In search of artificial domatia for predatory mites

Banker plants can enhance biological pest control by providing both floral resources and appropriate oviposition sites, e.g. through acarodomatia, to predator species. The use of materials mimicking domatia i.e. artificial domatia may be an economically favourable alternative to the use of banker plants bearing domatia. The aim of the present study was to identify materials that are able to host eggs of the Neoseiulus californicus predatory mite but not those of the Tetranychus urticae pest mite. In a laboratory experiment, the oviposition of predatory and phytophagous mites were compared in Petri dishes containing leaves. The different modalities compared were (i) natural domatia of Viburnum tinus or (ii) one of twelve potential artificial domatia materials. The overall oviposition response of predatory mites to all artificial domatia was similar to that of the natural domatia. The oviposition of the Tetranychus urticae pest mite did not increase in response to the artificial domatia. Five artificial domatia hosted as many eggs of the predatory mite as observed in the natural domatia. The effect of the physical properties of artificial domatia was also tested and N. californicus was found to favour the artificial domatia that had high heat retention capacities for oviposition. Three of these artificial domatia were tested on rose plants in a greenhouse experiment; none of which enhanced the biological control on the plants under these conditions.
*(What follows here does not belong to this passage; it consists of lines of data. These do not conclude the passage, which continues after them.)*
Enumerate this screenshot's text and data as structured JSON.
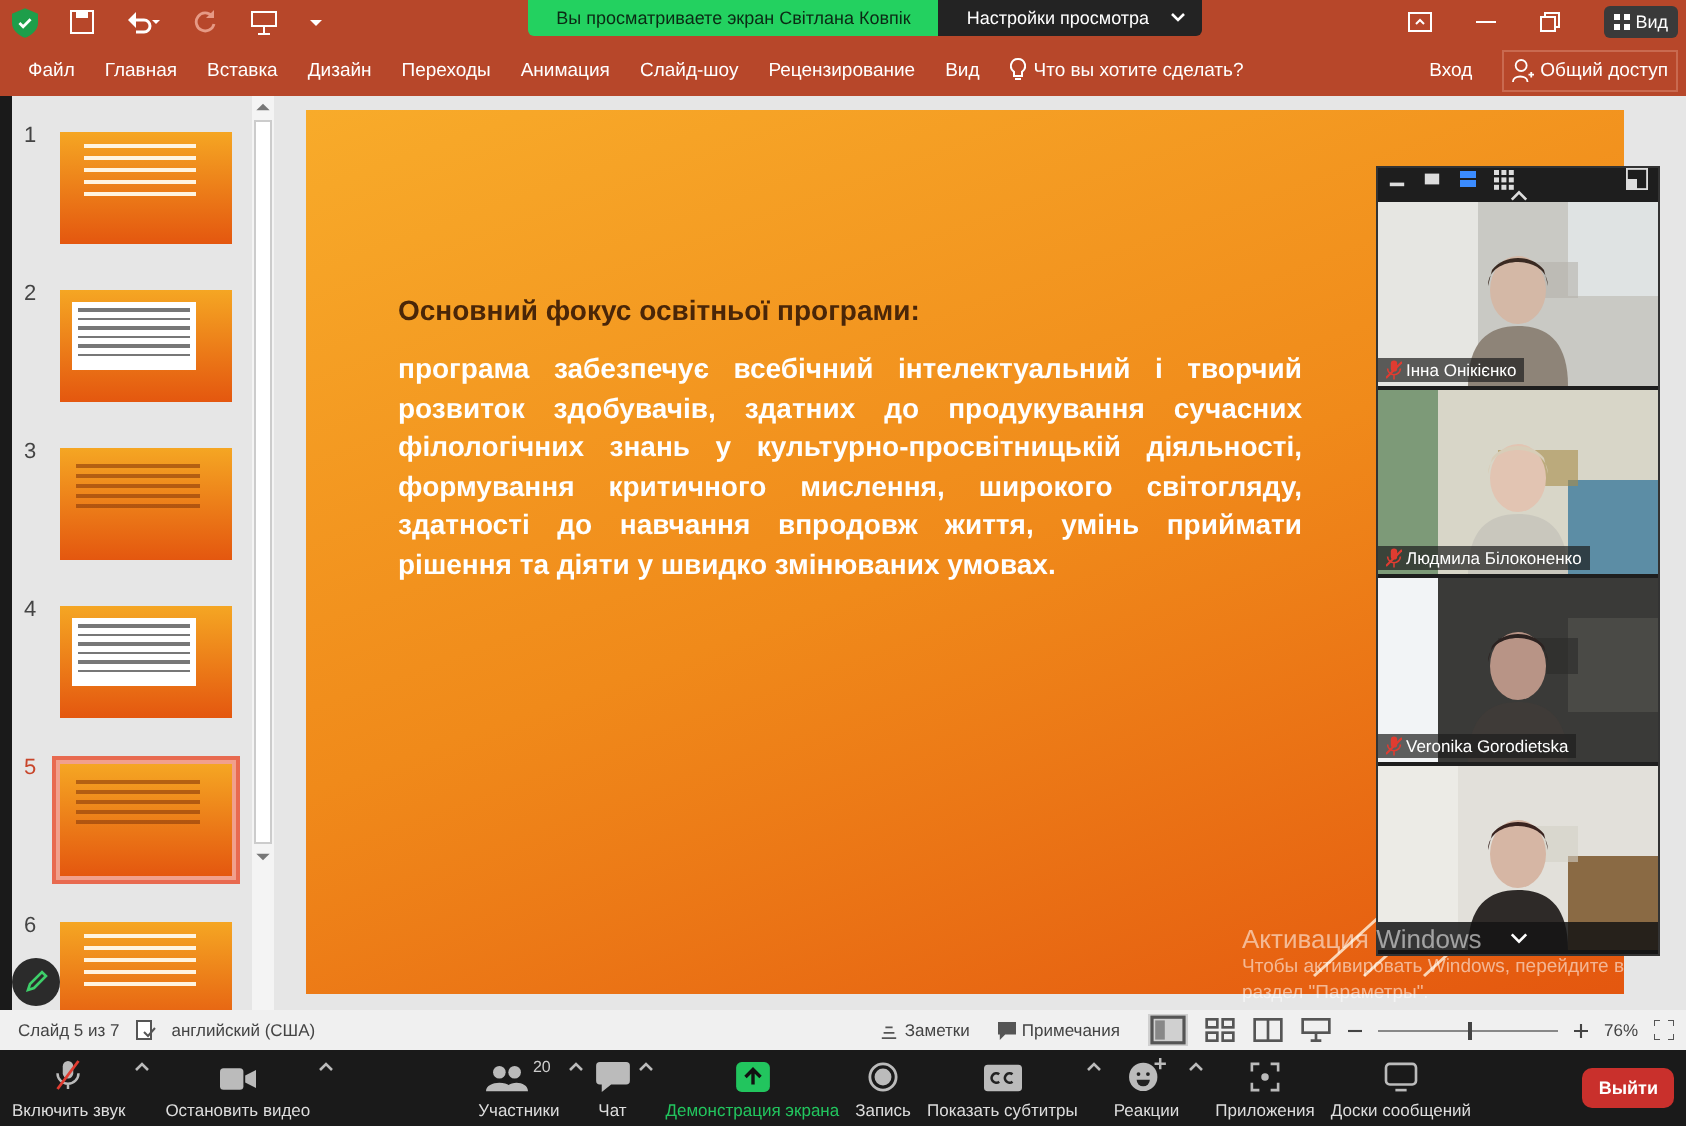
{
  "title_bar": {
    "banner": "Вы просматриваете экран Світлана Ковпік",
    "view_settings": "Настройки просмотра",
    "view_button": "Вид"
  },
  "ribbon": {
    "tabs": [
      "Файл",
      "Главная",
      "Вставка",
      "Дизайн",
      "Переходы",
      "Анимация",
      "Слайд-шоу",
      "Рецензирование",
      "Вид"
    ],
    "search": {
      "placeholder": "Что вы хотите сделать?"
    },
    "sign_in": "Вход",
    "share": "Общий доступ"
  },
  "slides_panel": {
    "slides": [
      {
        "number": "1",
        "selected": false,
        "kind": "title"
      },
      {
        "number": "2",
        "selected": false,
        "kind": "boxed"
      },
      {
        "number": "3",
        "selected": false,
        "kind": "text"
      },
      {
        "number": "4",
        "selected": false,
        "kind": "boxed"
      },
      {
        "number": "5",
        "selected": true,
        "kind": "text"
      },
      {
        "number": "6",
        "selected": false,
        "kind": "title"
      }
    ]
  },
  "slide": {
    "heading": "Основний фокус освітньої програми:",
    "body": "програма забезпечує всебічний інтелектуальний і творчий розвиток здобувачів, здатних до продукування сучасних філологічних знань у культурно-просвітницькій діяльності, формування критичного мислення, широкого світогляду, здатності до навчання впродовж життя, умінь приймати рішення та діяти у швидко змінюваних умовах."
  },
  "video_panel": {
    "participants": [
      {
        "name": "Інна Онікієнко",
        "muted": true
      },
      {
        "name": "Людмила Білоконенко",
        "muted": true
      },
      {
        "name": "Veronika Gorodietska",
        "muted": true
      },
      {
        "muted": false
      }
    ]
  },
  "status_bar": {
    "slide_counter": "Слайд 5 из 7",
    "language": "английский (США)",
    "notes": "Заметки",
    "comments": "Примечания",
    "zoom": "76%",
    "zoom_slider": {
      "level": 0.5
    }
  },
  "meeting_toolbar": {
    "buttons": [
      {
        "kind": "mic",
        "label": "Включить звук",
        "caret": true,
        "active": false,
        "muted": true
      },
      {
        "kind": "video",
        "label": "Остановить видео",
        "caret": true,
        "active": false
      },
      {
        "kind": "participants",
        "label": "Участники",
        "count": "20",
        "caret": true,
        "active": false
      },
      {
        "kind": "chat",
        "label": "Чат",
        "caret": true,
        "active": false
      },
      {
        "kind": "share",
        "label": "Демонстрация экрана",
        "caret": false,
        "active": true
      },
      {
        "kind": "record",
        "label": "Запись",
        "caret": false,
        "active": false
      },
      {
        "kind": "captions",
        "label": "Показать субтитры",
        "caret": true,
        "active": false
      },
      {
        "kind": "reactions",
        "label": "Реакции",
        "caret": true,
        "active": false
      },
      {
        "kind": "apps",
        "label": "Приложения",
        "caret": false,
        "active": false
      },
      {
        "kind": "whiteboard",
        "label": "Доски сообщений",
        "caret": false,
        "active": false
      }
    ],
    "leave": "Выйти"
  },
  "activation_notice": {
    "title": "Активация Windows",
    "text": "Чтобы активировать Windows, перейдите в раздел \"Параметры\"."
  }
}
The present study highlights the difficulty in identifying and using suitable artificial domatia as substitutes to banker plants in biological pest control efforts.